If you’re desiring to roll some serious mileage on two wheels but the roadways leading to all the familiar haunts (Sturgis, Daytona, Laguna Seca, et al.) are seeming somewhat lackluster, the cure may be to ride outside your national comfort zone and travel abroad. A foreign escapade brings with it a litany of uncertainties, one being insurance and how to make sure you’re covered in the worst-case scenario, a long way from home in a place where English isn’t the ubiquitous language.
The easiest route for Americans is to simply pack up your bike and head north, eh. As similar as it may be, Canada is a foreign country, and for anyone wanting a trial run to familiarize oneself with passports, border crossings, metric road signs, currency exchange and the looming thrill of getting lost, Canada provides a relatively safe environment in which to experiment. And, to simplify the matter even further, most insurance policies cover you and your bike while in Canada. But don’t just assume, place a quick call to your insurance provider to first confirm you’re covered before riding out.
Although a part of the North American continent, traveling south to Mexico will provide a greater level of unfamiliarity than a Canadian experience. Not only are roadsigns metric, they’re written in Spanish and the deeper south you ride the less spoken English you’ll hear.
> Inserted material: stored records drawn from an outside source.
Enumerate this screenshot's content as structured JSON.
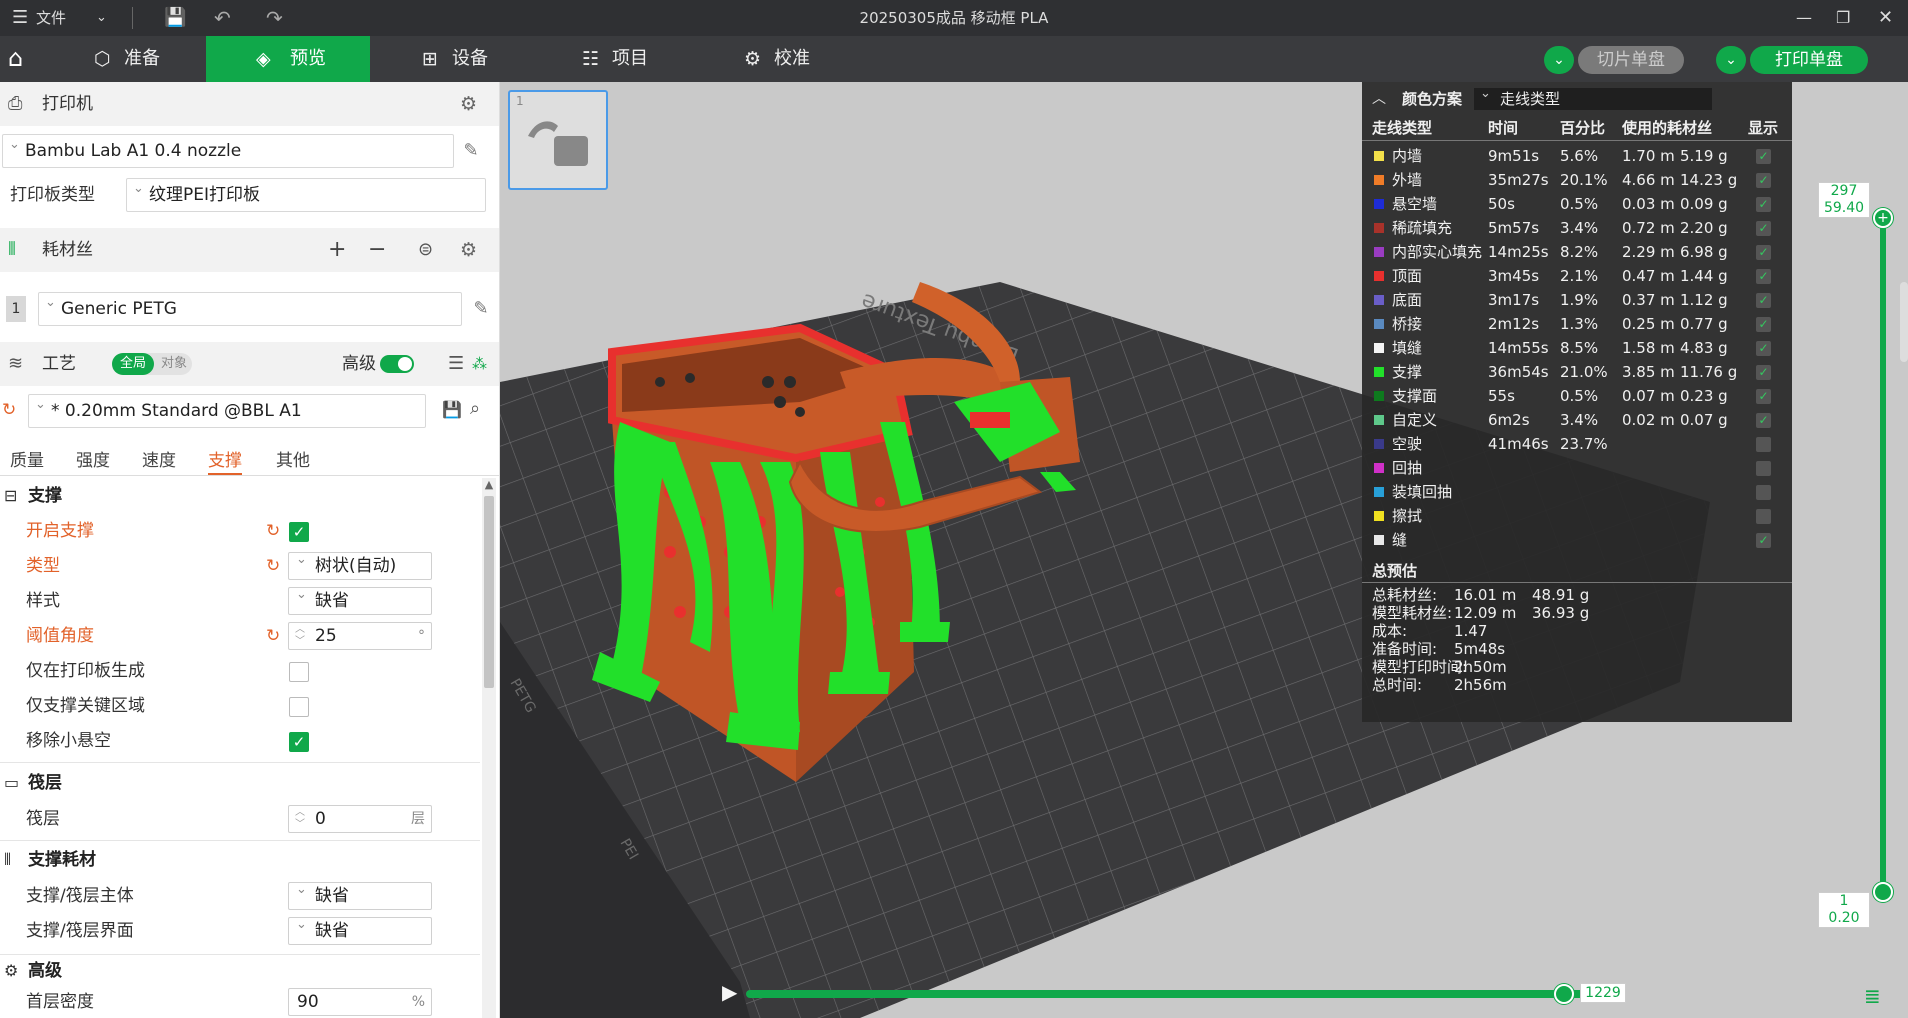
{
  "titlebar": {
    "menu_label": "文件",
    "title": "20250305成品 移动框 PLA"
  },
  "nav": {
    "tabs": [
      {
        "label": "准备",
        "icon": "cube-icon"
      },
      {
        "label": "预览",
        "icon": "layers-icon"
      },
      {
        "label": "设备",
        "icon": "device-icon"
      },
      {
        "label": "项目",
        "icon": "list-icon"
      },
      {
        "label": "校准",
        "icon": "gear-icon"
      }
    ],
    "slice_plate": "切片单盘",
    "print_plate": "打印单盘"
  },
  "left": {
    "printer_section": "打印机",
    "printer": "Bambu Lab A1 0.4 nozzle",
    "plate_type_label": "打印板类型",
    "plate_type": "纹理PEI打印板",
    "filament_section": "耗材丝",
    "filament_index": "1",
    "filament": "Generic PETG",
    "process_section": "工艺",
    "toggle_global": "全局",
    "toggle_object": "对象",
    "advanced_label": "高级",
    "process_preset": "* 0.20mm Standard @BBL A1",
    "subtabs": [
      "质量",
      "强度",
      "速度",
      "支撑",
      "其他"
    ],
    "groups": {
      "support": "支撑",
      "raft": "筏层",
      "support_filament": "支撑耗材",
      "advanced": "高级"
    },
    "rows": {
      "enable_support": "开启支撑",
      "type_label": "类型",
      "type_value": "树状(自动)",
      "style_label": "样式",
      "style_value": "缺省",
      "threshold_label": "阈值角度",
      "threshold_value": "25",
      "threshold_unit": "°",
      "on_plate_only": "仅在打印板生成",
      "critical_only": "仅支撑关键区域",
      "remove_small": "移除小悬空",
      "raft_label": "筏层",
      "raft_value": "0",
      "raft_unit": "层",
      "support_base_label": "支撑/筏层主体",
      "support_base_value": "缺省",
      "support_iface_label": "支撑/筏层界面",
      "support_iface_value": "缺省",
      "first_layer_density_label": "首层密度",
      "first_layer_density_value": "90",
      "first_layer_density_unit": "%"
    }
  },
  "viewport": {
    "thumb_index": "1",
    "bed_brand": "Bambu Texture",
    "bed_text_a": "PETG",
    "bed_text_b": "PEI",
    "layer_top": "297",
    "height_top": "59.40",
    "layer_bottom": "1",
    "height_bottom": "0.20",
    "move_value": "1229"
  },
  "legend": {
    "scheme_label": "颜色方案",
    "scheme_value": "走线类型",
    "headers": [
      "走线类型",
      "时间",
      "百分比",
      "使用的耗材丝",
      "显示"
    ],
    "rows": [
      {
        "name": "内墙",
        "time": "9m51s",
        "pct": "5.6%",
        "len": "1.70 m",
        "wt": "5.19 g",
        "color": "#f3e04a",
        "shown": true
      },
      {
        "name": "外墙",
        "time": "35m27s",
        "pct": "20.1%",
        "len": "4.66 m",
        "wt": "14.23 g",
        "color": "#f07c28",
        "shown": true
      },
      {
        "name": "悬空墙",
        "time": "50s",
        "pct": "0.5%",
        "len": "0.03 m",
        "wt": "0.09 g",
        "color": "#1e2cd6",
        "shown": true
      },
      {
        "name": "稀疏填充",
        "time": "5m57s",
        "pct": "3.4%",
        "len": "0.72 m",
        "wt": "2.20 g",
        "color": "#a8322a",
        "shown": true
      },
      {
        "name": "内部实心填充",
        "time": "14m25s",
        "pct": "8.2%",
        "len": "2.29 m",
        "wt": "6.98 g",
        "color": "#9a3cc2",
        "shown": true
      },
      {
        "name": "顶面",
        "time": "3m45s",
        "pct": "2.1%",
        "len": "0.47 m",
        "wt": "1.44 g",
        "color": "#e8302e",
        "shown": true
      },
      {
        "name": "底面",
        "time": "3m17s",
        "pct": "1.9%",
        "len": "0.37 m",
        "wt": "1.12 g",
        "color": "#6a5ec8",
        "shown": true
      },
      {
        "name": "桥接",
        "time": "2m12s",
        "pct": "1.3%",
        "len": "0.25 m",
        "wt": "0.77 g",
        "color": "#5a8ac0",
        "shown": true
      },
      {
        "name": "填缝",
        "time": "14m55s",
        "pct": "8.5%",
        "len": "1.58 m",
        "wt": "4.83 g",
        "color": "#f4f4f4",
        "shown": true
      },
      {
        "name": "支撑",
        "time": "36m54s",
        "pct": "21.0%",
        "len": "3.85 m",
        "wt": "11.76 g",
        "color": "#22e02a",
        "shown": true
      },
      {
        "name": "支撑面",
        "time": "55s",
        "pct": "0.5%",
        "len": "0.07 m",
        "wt": "0.23 g",
        "color": "#0e7a1e",
        "shown": true
      },
      {
        "name": "自定义",
        "time": "6m2s",
        "pct": "3.4%",
        "len": "0.02 m",
        "wt": "0.07 g",
        "color": "#5ec88a",
        "shown": true
      },
      {
        "name": "空驶",
        "time": "41m46s",
        "pct": "23.7%",
        "len": "",
        "wt": "",
        "color": "#3a3a8a",
        "shown": false
      },
      {
        "name": "回抽",
        "time": "",
        "pct": "",
        "len": "",
        "wt": "",
        "color": "#d030c8",
        "shown": false
      },
      {
        "name": "装填回抽",
        "time": "",
        "pct": "",
        "len": "",
        "wt": "",
        "color": "#28a0d8",
        "shown": false
      },
      {
        "name": "擦拭",
        "time": "",
        "pct": "",
        "len": "",
        "wt": "",
        "color": "#f0e020",
        "shown": false
      },
      {
        "name": "缝",
        "time": "",
        "pct": "",
        "len": "",
        "wt": "",
        "color": "#e8e8e8",
        "shown": true
      }
    ],
    "summary_title": "总预估",
    "summary": [
      {
        "label": "总耗材丝:",
        "v1": "16.01 m",
        "v2": "48.91 g"
      },
      {
        "label": "模型耗材丝:",
        "v1": "12.09 m",
        "v2": "36.93 g"
      },
      {
        "label": "成本:",
        "v1": "1.47",
        "v2": ""
      },
      {
        "label": "准备时间:",
        "v1": "5m48s",
        "v2": ""
      },
      {
        "label": "模型打印时间:",
        "v1": "2h50m",
        "v2": ""
      },
      {
        "label": "总时间:",
        "v1": "2h56m",
        "v2": ""
      }
    ]
  },
  "colors": {
    "accent": "#10a84a",
    "part": "#d0612a",
    "support": "#22e02a",
    "bed": "#3c3c3e"
  }
}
You’ll certainly want to establish the terms of your insurance policy and examine purchasing additional coverage prior to crossing the border.
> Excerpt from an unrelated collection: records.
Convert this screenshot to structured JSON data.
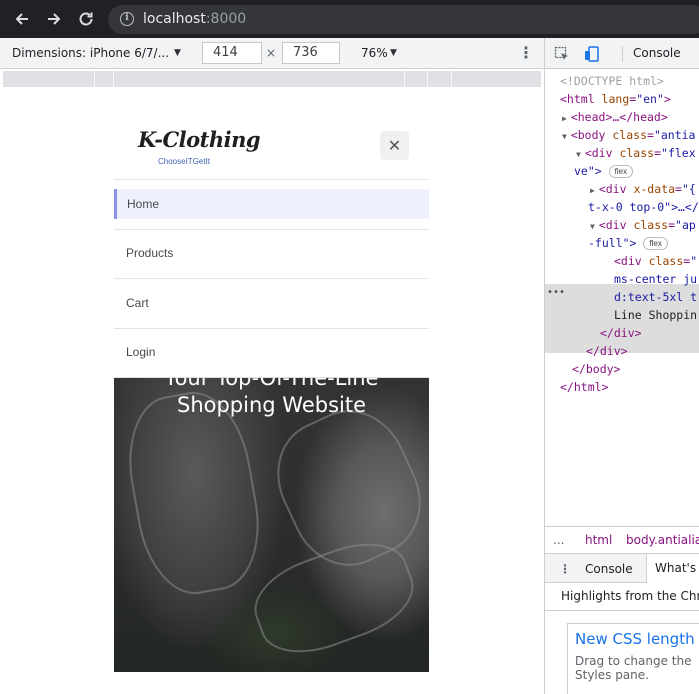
{
  "browser": {
    "url_host": "localhost",
    "url_port": ":8000",
    "back_icon": "arrow-left-icon",
    "forward_icon": "arrow-right-icon",
    "reload_icon": "reload-icon"
  },
  "device_toolbar": {
    "dimensions_label": "Dimensions: iPhone 6/7/...",
    "width_value": "414",
    "height_value": "736",
    "times": "×",
    "zoom_label": "76%",
    "more_icon": "more-vert-icon"
  },
  "app": {
    "logo_title": "K-Clothing",
    "logo_tagline": "ChooseITGetIt",
    "close_icon": "close-icon",
    "menu": [
      {
        "label": "Home",
        "active": true
      },
      {
        "label": "Products",
        "active": false
      },
      {
        "label": "Cart",
        "active": false
      },
      {
        "label": "Login",
        "active": false
      }
    ],
    "hero_line1": "Your Top-Of-The-Line",
    "hero_line2": "Shopping Website"
  },
  "devtools": {
    "tab_console": "Console",
    "elements": {
      "doctype": "<!DOCTYPE html>",
      "html_open_tag": "<html ",
      "html_attr": "lang",
      "html_val": "\"en\"",
      "html_close_bracket": ">",
      "head": "<head>…</head>",
      "body_tag": "<body ",
      "body_attr": "class",
      "body_val": "\"antia",
      "div1_tag": "<div ",
      "div1_attr": "class",
      "div1_val": "\"flex",
      "div1_cont": "ve\">",
      "div2_tag": "<div ",
      "div2_attr": "x-data",
      "div2_val": "\"{",
      "div2_cont": "t-x-0 top-0\">…</",
      "div3_tag": "<div ",
      "div3_attr": "class",
      "div3_val": "\"ap",
      "div3_cont": "-full\">",
      "div4_tag": "<div ",
      "div4_attr": "class",
      "div4_val": "\"",
      "div4_line2": "ms-center ju",
      "div4_line3": "d:text-5xl t",
      "div4_line4": "Line Shoppin",
      "div_close1": "</div>",
      "div_close2": "</div>",
      "body_close": "</body>",
      "html_close": "</html>",
      "flex_badge": "flex"
    },
    "breadcrumbs": [
      "...",
      "html",
      "body.antialia"
    ],
    "drawer_tabs": [
      "Console",
      "What's N"
    ],
    "highlights": "Highlights from the Chro",
    "whats_new_title": "New CSS length au",
    "whats_new_body": "Drag to change the\nStyles pane."
  }
}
When traveling, also consider purchasing international medical insurance, which can provide coverage for emergency medical, evacuation and repatriation while traveling outside your home country. Emergency medical evacuations will get you out of a remote area and transported to a place where you can receive proper medical care, while repatriation coverage ensures your body will be properly transported home or to a nearby funeral home.
Travel medical insurance generally provides for:
If you plan on taking an overseas trip, the expense of such an endeavor requires you to consider trip-cancellation insurance. Trip cancellation (and trip interruption) insurance provides reimbursement of prepaid nonrefundable costs in the case of a cancellation or interruption due to a covered reason. With trip cancellation insurance, an unexpected occurrence such as illness, a visa or passport delay, business conflict, etc., will not cause you to forfeit a large sum of money.
When traveling to a country with an unrideable ocean in between, a motorcyclist must consider whether to ship his own bike or rent a motorcycle upon arrival. Another consideration is touring solo or purchasing a spot in a tour group such as Edelweiss.
If you plan to ship your own bike, the same advice above applies: check with your insurance provider to understand your current coverage and whether or not you need to purchase special international insurance, travel medical insurance, and trip cancellation insurance. If you’re traveling with a tour group and using one of their motorcycles, insurance for the bike is usually provided by way of your deposit. Traveling with a tour company also helps lessen the pressure and anxiety of touring in a foreign country with different laws, languages, procedures, money – they may even have you riding on the wrong side of the road.
Lastly, consider purchasing either a temporary international plan for your cell phone or a prepaid, disposable phone when you arrive. It also never hurts to have a good motorcycle GPS. Safe travels!